Building Block Apps
By Airdev, creators of the Canvas building framework
Various members of the Bubble ecosystem contributed these use case-oriented database guides. There's always more than one way to do something in Bubble, but the advice here can help you get started if you're new to Bubble!
Using a building-block framework to create your custom app can help to save time and improve quality. The basic premise is to start with a simple base app, pre-configured with standard things like login/admin/account pages, and then add pages and blocks from a library of assets. By piecing these pre-fab’d components together like Lego pieces, you can avoid reinventing the wheel and focus your efforts on the parts of your app that need to be truly custom.
Building-block frameworks can be used to create literally any kind of web application, including:
- Marketplaces and ecommerce stores like Airbnb, Etsy, or Upwork
- Project management, CRM, or productivity tools like Trello, Asana, or Pipedrive
- Analytics & data visualization dashboards to support a process
- Anything else – the world is your oyster!
There are typically a few user experiences that are consistent across platforms (and included in a building-block framework):
- A homepage and supporting marketing pages to entice and inform potential users
- A login page where users can enter credentials to access personalized content (this is often available as a popup too, in case other pages require signup)

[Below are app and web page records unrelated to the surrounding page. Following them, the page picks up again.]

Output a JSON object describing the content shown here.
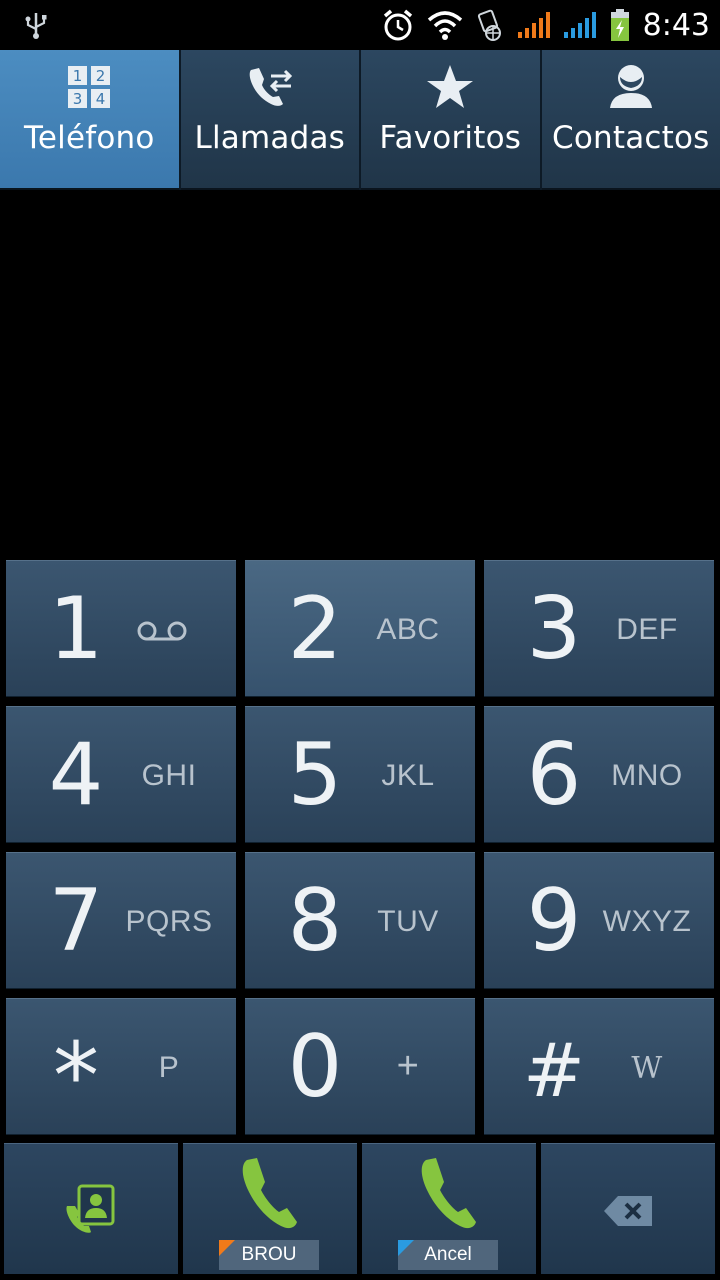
{
  "status_bar": {
    "time": "8:43",
    "icons": [
      "usb-icon",
      "alarm-icon",
      "wifi-icon",
      "sim-icon",
      "signal-1-icon",
      "signal-2-icon",
      "battery-charging-icon"
    ],
    "colors": {
      "signal_1": "#f07a1a",
      "signal_2": "#2a9be0",
      "battery": "#86c53f"
    }
  },
  "tabs": [
    {
      "label": "Teléfono",
      "icon": "dialpad-icon",
      "active": true
    },
    {
      "label": "Llamadas",
      "icon": "call-log-icon",
      "active": false
    },
    {
      "label": "Favoritos",
      "icon": "star-icon",
      "active": false
    },
    {
      "label": "Contactos",
      "icon": "contact-icon",
      "active": false
    }
  ],
  "keypad": [
    {
      "digit": "1",
      "letters": "",
      "icon": "voicemail-icon"
    },
    {
      "digit": "2",
      "letters": "ABC"
    },
    {
      "digit": "3",
      "letters": "DEF"
    },
    {
      "digit": "4",
      "letters": "GHI"
    },
    {
      "digit": "5",
      "letters": "JKL"
    },
    {
      "digit": "6",
      "letters": "MNO"
    },
    {
      "digit": "7",
      "letters": "PQRS"
    },
    {
      "digit": "8",
      "letters": "TUV"
    },
    {
      "digit": "9",
      "letters": "WXYZ"
    },
    {
      "digit": "*",
      "letters": "P"
    },
    {
      "digit": "0",
      "letters": "+"
    },
    {
      "digit": "#",
      "letters": "W"
    }
  ],
  "bottom_bar": {
    "contacts_icon": "add-contact-icon",
    "call_sim1": {
      "label": "BROU",
      "icon": "phone-call-icon",
      "flag_color": "#f07a1a"
    },
    "call_sim2": {
      "label": "Ancel",
      "icon": "phone-call-icon",
      "flag_color": "#2a9be0"
    },
    "delete_icon": "backspace-icon",
    "accent": "#86c53f"
  }
}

- An account settings page, where users can update their credentials and technical settings
- An admin dashboard, where app owners can access key metrics, users, and other key data objects to manage their platform
Below is an overview of the data structure that may be useful in a base template. From there, you will add the data objects and fields that are custom to your app (e.g., connecting a user to their upcoming rentals, or the candidates vying for their gig, or their outstanding projects, or new unread messages).
The core of any app is the User, which can come preset with data fields that are useful across all app categories. The App settings object is independent from users since it is at the app-wide level, helping to store general variables that could be accessed by different users at different points in their user journey.
Someone who can access the application by logging in.
- Email (text): the email address the user signs up with
- Name (text): alternatively, you can separate first and last into two fields, and have a third representing full name
- Profile picture (image): a nice mugshot to be displayed with their profile
- Role (Role - an option set): role within the application (member, admin)
- Users can access their own info
- Admins can access any user’s info
- Everyone else can’t find or access any user info (this can always be opened up later depending on the app’s purpose, but it’s best to start conservative)
This is a handy way to store all sorts of information about the app itself that you’ll need to reference throughout the app. You’ll only have one entry in this table, since there is only one app. Keeping these in the database rather than hard-coding them in the app allows you to change them on the fly and have the change permeate throughout the app (e.g., if you change your app name from AirBnB to Airbnb).
- App name (text): the name of the application
- App description (text): a short description of the app, to be used for SEO purposes
- Logo (image): the official app logo (you may want to have a separate field for light/dark versions, or for a favicon)
- Terms (file): the legal terms to be accepted by users (this could also just be a text field)
- Primary color (text): the hex code for the app’s primary branding color, which can help dynamically define buttons and other assets
- Anyone can find and access this record, since its data is often used in marketing pages (i.e., for logged-out users)
- Specific fields may be deemed sensitive and can be protected to just administrators
Having an option set for high-level application roles is useful for any application. This might be buyers vs. sellers, participants vs. owners, or other distinctions (and every app has an admin). This will affect what data the user has access to, and what they can see and do in the app. This is primarily used with the User data type.
Examples of data searches will vary widely depending on the use case of the application, but the admin dashboard will likely come preloaded with some key searches:
- New users this week: Search for Users where Date created > Current date/time + -X days : count. Note: other common Users searches include:
- Users waiting for approval (if the app is invite-only)
- Inactive users (no activity in the past X days)
- Users of a certain type (e.g., buyers, sellers, trainers, students)
- To get any app setting: Search for App settings : first item, then use the field of the particular setting you want. This search is trivial because there is only one entry in the database, which contains all the needed fields.
There are building-block frameworks out there that Bubble users have created. Using one of these can give you a jumpstart on building your own application. Selecting a building-block framework to work with involves a certain level of commitment. Below are some factors to consider:
- How many people have used the framework (i.e., social proof)
- How extensive the library of assets is
- How well the library covers the types of features your app is likely to need
- The feature set included with the base application
- How easy it is to learn to use the system, and the level of support you can get
- How its design conventions fit to generally accepted standards
Headquartered in San Francisco, we have spent the past 7 years developing a unique process for bringing ideas to life using Bubble. This includes:
- A globally distributed network of the best Bubblers in the world
- A building framework (Canvas) that provides best-in-class design and functionality to every app at 10x the speed
- A custom process facilitated by our Bubble-built project management tool
We have served hundreds of clients ranging from sole non-technical entrepreneurs to funded fast-growing startups to Fortune 50 enterprises. Our mission is to eliminate the technical barriers to bringing great ideas to life, and to provide great no-code careers to a new breed of product builders (see our Partners program).